Super User is a question and answer site for computer enthusiasts and power users. Join them; it only takes a minute:

Sign up
Here's how it works:
  1. Anybody can ask a question
  2. Anybody can answer
  3. The best answers are voted up and rise to the top

The operating system BeOS was in active development between 1995 and 2001.

POSIX compatible while not being unix based it was optimized for working with digital media.

Does this operating system still have anything to offer users today?

share|improve this question

closed as not constructive by bwDraco, 8088, LawrenceC, Scott, Windos Apr 1 '13 at 19:17

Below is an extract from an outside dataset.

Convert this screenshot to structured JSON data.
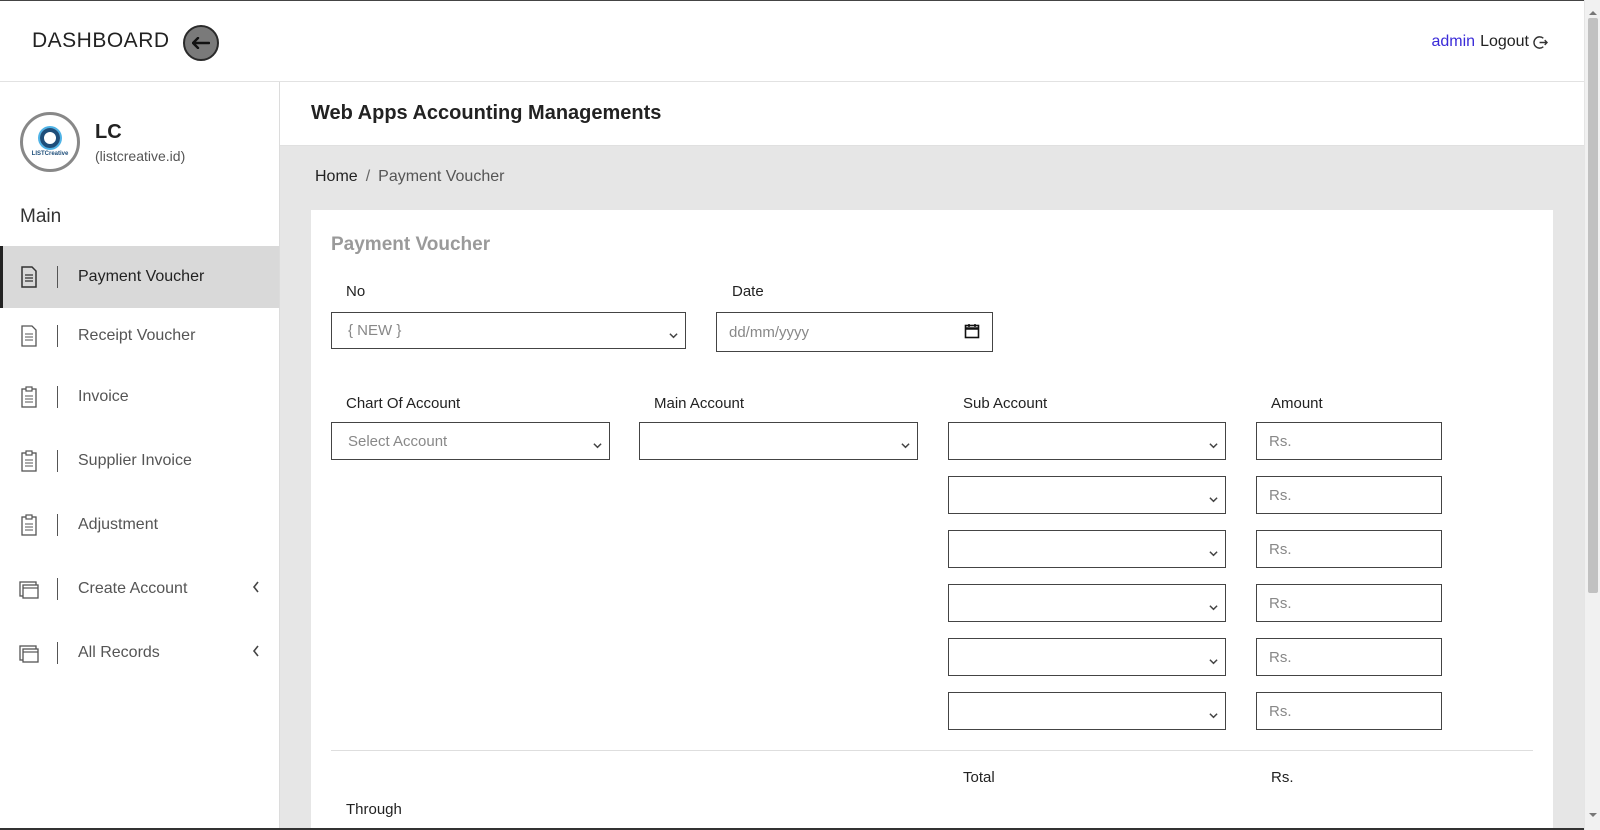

As it currently stands, this question is not a good fit for our Q&A format. We expect answers to be supported by facts, references, or expertise, but this question will likely solicit debate, arguments, polling, or extended discussion. If you feel that this question can be improved and possibly reopened, visit the help center for guidance.If this question can be reworded to fit the rules in the help center, please edit the question.

up vote 4 down vote accepted

BeOS is pretty much laid to rest by now, it can no longer be run on modern computers.

The interesting project is the "sequel" to BeOS, Haiku.

share|improve this answer
I run it on a low-end desktop that was new in 2006, it just needed some patches. Still works great. – Kev Aug 24 '09 at 14:32
I'm sure it works, but there is no support, no relevant ongoing development, no new software. I don't consider that as having something to offer users. – Stefan Thyberg Aug 24 '09 at 14:49
It offers me a fast-booting system on poor hardware (contrary to your statement that "it can no longer be run.") I can also search my contacts and e-mails very quickly, which is something I do pretty often. There is new software at, and relevance is subjective. It's definitely not for everyone, though, due to the lack of support in certain areas. – Kev Sep 16 '09 at 20:45
Software on is added/updated sporadically at best. Software in the "New software" column can go as far as 4 months back in time despite only having 20 items or so. As subjective as relevance is, as a daily use operating system, it has nothing to offer users today. Searching your contacts and emails quickly is not a feature of the OS, exactly. As for fast-booting on poor hardware, that can be said of most older operating systems on newer hardware. A Mac in the mid-80s booted in eleven seconds, hard to beat today, but hardly a killer feature. – Stefan Thyberg Sep 29 '09 at 8:56
@Kev: It's not built into Tracker, it's built into the filesystem. The Be File System allows you to tag files with arbitrary attributes, which are then searched on, and also has built-in indexing for files. The mail and contacts things, you can do with any kind of file if you set attributes on the files, and the mail and contacts applications leverage this functionality by storing messages on the filesystem instead of in a database and using file attributes to store the relevant data. It's actually quite innovative, and something that can't be done with any other FS (to my knowledge). – LeafStorm May 19 '10 at 19:42

BeOS was one of the first operating systems to effectively leverage multiple processors, and was just all around a great multimedia OS due to its pervasive multithreading. It saw a lot of use in audio and video editing and broadcasting, which has largely been taken over by Mac OSX, and partly by Windows (though usually XP, as Vista's multimedia architecture isn't very nice for these situations).

share|improve this answer

Not the answer you're looking for? Browse other questions tagged .